We know that relationships are important for any kind of development. How do you build and maintain your network?
It has always been important to me to build authentic relationships with the people around me—whether they are colleagues at my current or former jobs, or community organizations I partner with professionally. I feel our world craves (in person!) authentic connections, especially post COVID. As simple as it sounds, I try to intentionally schedule a monthly lunch or coffee with a coworker or professional colleague in my network. In a world that is still heavy in virtual meetings, NEVER underestimate the “relational” ROI of being in person. When you invest in your relationships — professional and personal — it can pay you back in dividends throughout the course of your career. It certainly has for me.
Tell us about your mentoring relationships. What impact have these relationships had on your career and life?
My previous Director at Novant Health has been instrumental in my career development and journey. When she hired me into the organization almost seven years ago, I had no idea that I would be so interested in this field of work, in healthcare, in the industry. I learned so much from her in the years I spent under her leadership—about what matters to me on a team, how to practice with a questioning attitude, how to lead by example, and build professional relationships. To this day, I still call her when a need gut check and a sounding board.
What advice would you give to current Wake Forest students and/or young alumni who are interested in working in your industry?
Find a cause that you’re passionate about and start volunteering! Join a nonprofit board or committee. Corporate social responsibility is a rapidly growing field, as more and more companies begin to recognize the value of doing right by their communities. On a practical level, research companies/healthcare systems that have a philanthropic foundation or are sponsoring events in the community (likely in their community affairs or marketing department). And always feel free to reach out to me!
What’s next for your career? What future goals or plans are you pursuing?
I love working in the healthcare space. I truly don’t anticipate leaving this type of work anytime soon, and in many ways it’s the dream job—being able to fund organizations and programs that are supporting the work of equal access to healthcare, especially those who need it most—is incredibly rewarding. At some point, I’d love to move up in leadership to influence more strategic direction.
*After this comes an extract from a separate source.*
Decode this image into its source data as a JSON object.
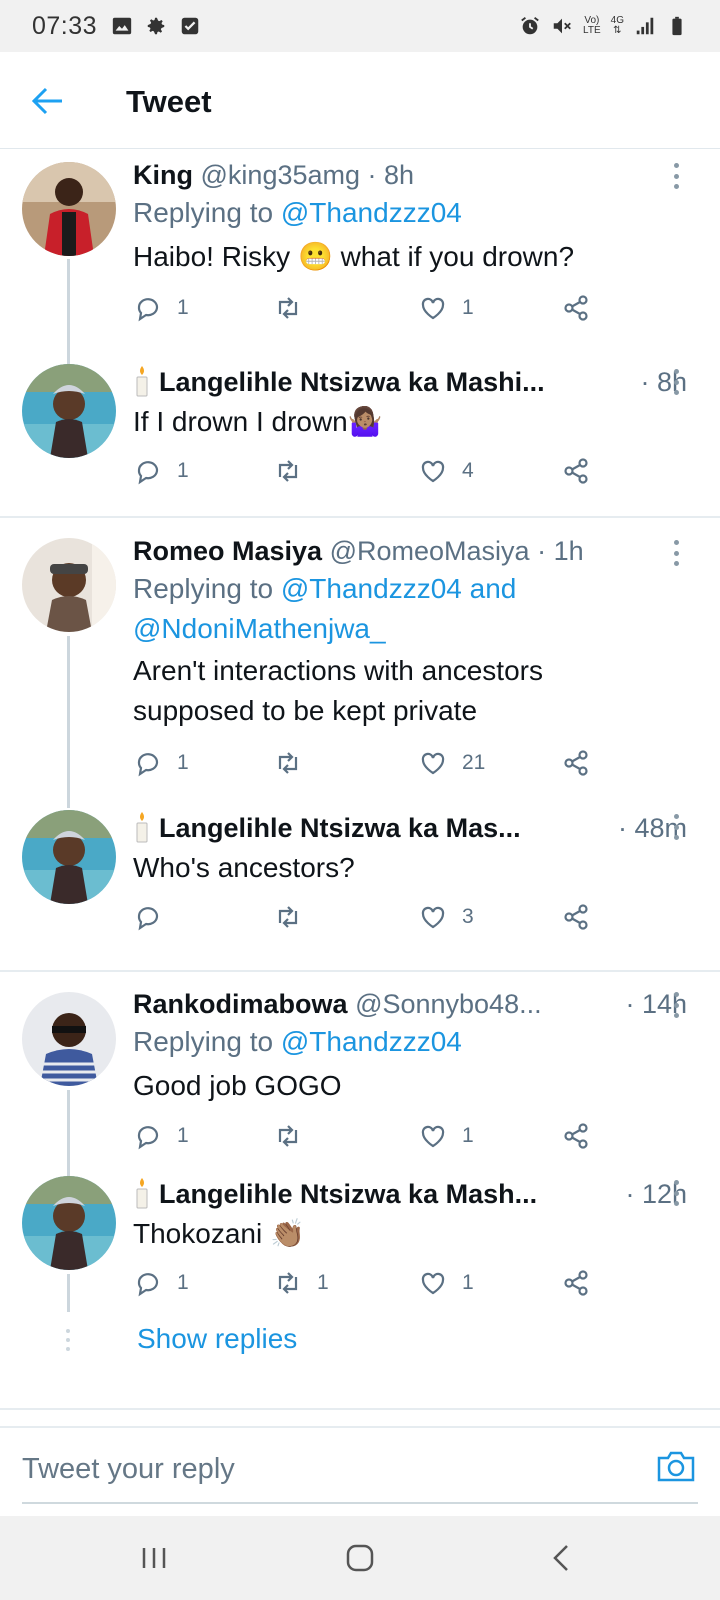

However, as a new mother to an 8-month-old baby Deac, I have my hands full navigating both roles.😊
Story published in January 2023. For current updates on Katherine’s career path, visit her LinkedIn profile.